Cybercrime is becoming a significant threat to all industries, but especially to small businesses. According to The Guardian, 90 percent of small and medium sized businesses in the U.S. don't have cybersecurity measures in place, based on a report by McAfee. This is a concern and needs to change.
Large companies invest a great deal into security measures. According to a study by the Computer Science Corporation and CIO Strategic Marketing Services, in which the researchers questioned almost 600 chief information officers, 71 percent of CIOs named technology investment as a top priority for 2015.
However, small businesses typically aren't financially in a position to maintain the standard of data protection large corporations use. However, this doesn't mean small businesses are defenseless.
Put security measures in place. Though it is difficult to prevent everything, there are basic barriers to establish.

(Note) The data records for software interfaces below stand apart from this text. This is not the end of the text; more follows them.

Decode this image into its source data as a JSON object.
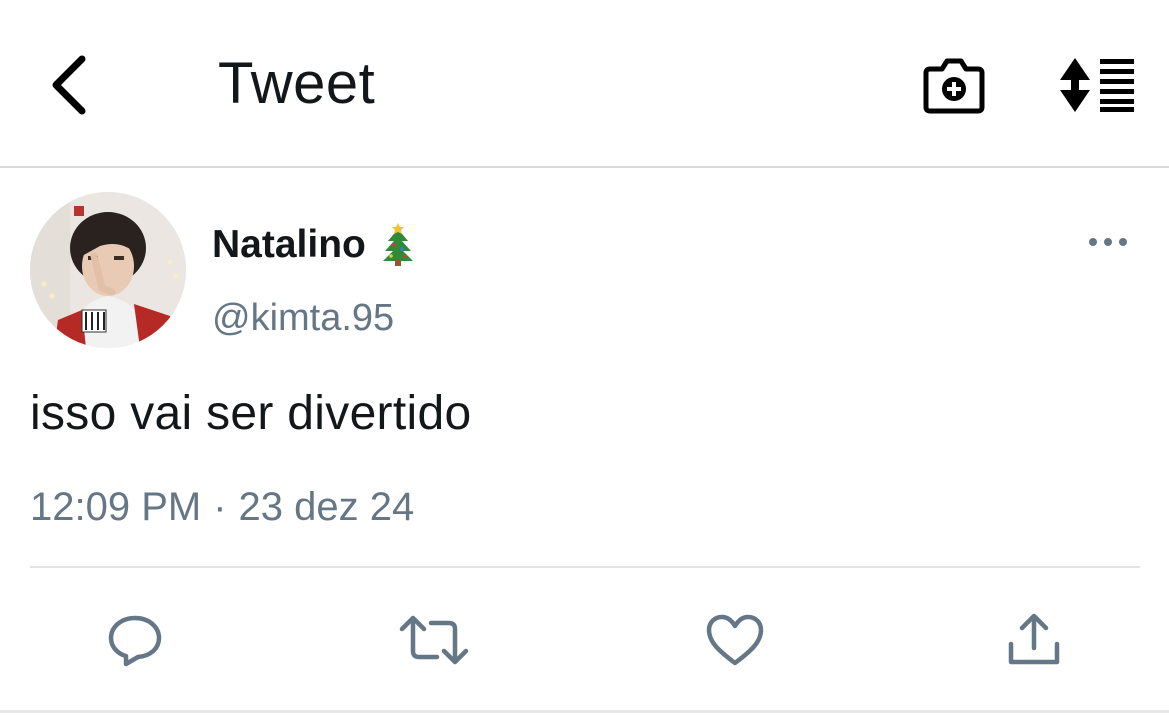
{
  "header": {
    "title": "Tweet",
    "back_icon": "chevron-left-icon",
    "camera_icon": "camera-plus-icon",
    "sort_icon": "sort-list-icon"
  },
  "tweet": {
    "display_name": "Natalino",
    "name_emoji": "christmas-tree-emoji",
    "handle": "@kimta.95",
    "text": "isso vai ser divertido",
    "time": "12:09 PM",
    "separator": "·",
    "date": "23 dez 24",
    "more_icon": "more-horizontal-icon"
  },
  "actions": [
    {
      "name": "reply",
      "icon": "reply-icon"
    },
    {
      "name": "retweet",
      "icon": "retweet-icon"
    },
    {
      "name": "like",
      "icon": "heart-icon"
    },
    {
      "name": "share",
      "icon": "share-icon"
    }
  ],
  "colors": {
    "text_primary": "#14171a",
    "text_secondary": "#657786",
    "divider": "#e1e4e6"
  }
}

- Encryption: When storing information on local software, it is crucial to encrypt the data. Computers and other hardware devices can be hacked,as can digital storage, according to PC World. Many small businesses keep documents stored within wireless programs, which generally have built-in security measures, but that is no reason to ignore the files on a machine.
- Interaction: Small businesses interact with each other, and this sharing of information, even emails, can be a risk. This doesn't mean small businesses should avoid sharing information, only that they make sure the other is operating within a secure network, recommended IT Industry News. One business could easily put another at risk.
- Insurance: There is no reason for a small business not to be insured. No matter what precautions a company takes to keep data safe and business growing, unfortunate events still strike. In the way that small businesses interacting should both have cybersecurity measures in place, they should also both have business insurance. If something should happen, such as a data breach, one company doesn't want to be liable for loss that occurred to the other as a result of cybertheft.
While a small business invests in cybersecurity, insurance is its way of investing in itself.